$15 Minimum Wage, Ending Local Preemption Get Hearing in State Senate
“We got an extensive list of folks signed up… If [the committee] drop[s] below six, we can’t do anything. So just keep that in mind,” Chairmen Charlie Bethel (R – Dalton) reiterated multiple times during the meeting.
Ultimately the committee did not lose its quorum, but still decided not to act on the issues, after the Chairmen said he did not believe any of the bills had the votes to move forward.
The Senate Insurance and Labor Committee listened to over an hour and a half of testimony and discussion on bills from State Sens. Donzella James (D – Atlanta) and Vincent Fort (D – Atlanta), after delays pushed the start of the meeting into the late afternoon.
SB 15, sponsored by Sen. James, and SB 293, sponsored by Sen. Fort, propose state minimum wage raises to $10.10 per hour, and $15 per hour, respectively.

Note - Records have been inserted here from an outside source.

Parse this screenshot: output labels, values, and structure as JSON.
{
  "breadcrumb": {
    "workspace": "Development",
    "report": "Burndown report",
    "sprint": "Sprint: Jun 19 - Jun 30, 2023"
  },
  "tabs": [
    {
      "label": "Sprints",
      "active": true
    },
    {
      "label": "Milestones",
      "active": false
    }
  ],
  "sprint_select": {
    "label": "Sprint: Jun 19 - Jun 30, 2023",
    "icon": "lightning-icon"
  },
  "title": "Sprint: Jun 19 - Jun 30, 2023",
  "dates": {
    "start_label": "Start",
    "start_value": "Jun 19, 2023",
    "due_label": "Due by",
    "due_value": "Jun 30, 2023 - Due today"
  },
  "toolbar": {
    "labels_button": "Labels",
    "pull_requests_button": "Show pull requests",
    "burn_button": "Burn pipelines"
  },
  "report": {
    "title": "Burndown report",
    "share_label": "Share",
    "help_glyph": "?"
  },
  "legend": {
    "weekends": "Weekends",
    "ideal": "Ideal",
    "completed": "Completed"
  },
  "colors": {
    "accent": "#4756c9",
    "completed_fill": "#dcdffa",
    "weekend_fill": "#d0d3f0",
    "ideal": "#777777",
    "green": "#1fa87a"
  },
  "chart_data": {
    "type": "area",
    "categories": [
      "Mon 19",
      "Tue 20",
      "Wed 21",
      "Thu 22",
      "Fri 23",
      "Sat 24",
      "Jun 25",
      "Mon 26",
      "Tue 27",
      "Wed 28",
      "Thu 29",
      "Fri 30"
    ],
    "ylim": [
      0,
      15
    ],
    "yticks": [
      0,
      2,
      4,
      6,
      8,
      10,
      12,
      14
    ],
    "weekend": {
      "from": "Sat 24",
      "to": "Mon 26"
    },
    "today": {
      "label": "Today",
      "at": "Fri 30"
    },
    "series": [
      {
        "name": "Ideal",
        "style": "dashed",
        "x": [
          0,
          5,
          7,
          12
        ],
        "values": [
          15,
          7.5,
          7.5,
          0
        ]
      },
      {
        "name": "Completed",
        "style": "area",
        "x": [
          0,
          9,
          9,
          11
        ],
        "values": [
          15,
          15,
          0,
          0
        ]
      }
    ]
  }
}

“The nonpartisan Economic Policy Institute estimated that 10,000 Georgia workers, or nearly twenty percent of the State workforce, would earn larger paychecks as a result of the change,” to $10.10 per hour, Sen. James said about her bill, which was pre-filed before the start of the 2015 legislative session.
“The only thing I would say to you is this: that we pay, that is taxpayers, pay for low wages. Low wage work, low wage companies, are subsidized by you and me and the constituents that we serve,” Sen. Fort said.
“Low wage workers use public assistance, and we should not be in the business of subsidizing Walmart and other companies that pay those low wage,” Sen. Fort said.
Sen. Fort’s other bill, SB 292, deals with state preemption of local minimum wage laws. Currently, local governments in Georgia cannot set a minimum wage higher than the state minimum wage; the City of Atlanta attempted and failed under the Mayor Shirley Franklin administration.
Low wage workers provided testimony that mirrored the discussions that occurred during the People’s Wage Board hearing late last year.
“I’ve been working the health care or home care field since 1997, I make $3.30 an hour,” Carol Cartharn, a homecare worker, testified before the Committee.
“We can’t wait for these high wages for three or four or five years. We have to be able to take care of our landlords, they’re not waiting. We can’t wait for our wages because Georgia Power is not waiting. Our medical bills aren’t waiting. Georgians need a raise,” Cartharn said.
The bills received lukewarm responses from the committee.
“I do think there is some merit to the idea that work should be as attractive as possible, to encourage people to work instead… for all the benefits that you can sometimes receive from not working,” Sen. David Shafer (R – Duluth) said.
“If people are coming in at the minimum wage and moving up rather rapidly to higher wages, if we raise that minimum wage, are we stopping people from having the opportunity?” Sen. David Shafer (R – Duluth) asked the two sponsors.
APN previously reported on the preemption issue.
SB 292 allows locals governments to set their own minimum wage ordinances..
“In fact, I’ve stood outside the chambers downstairs for nearly three years now… and hearing Democrats and Republicans talking about local control, home rule,” Ted Terry, Clarkston Mayor and State Campaign Director at Georgia AFL-CIO, said during the hearing.
“And the phrase I heard most often was ‘Well, I probably wouldn’t do that in my town,’ but I don’t think we should be telling other people what they ought to do in their own community, let them decide for themselves,” Terry said.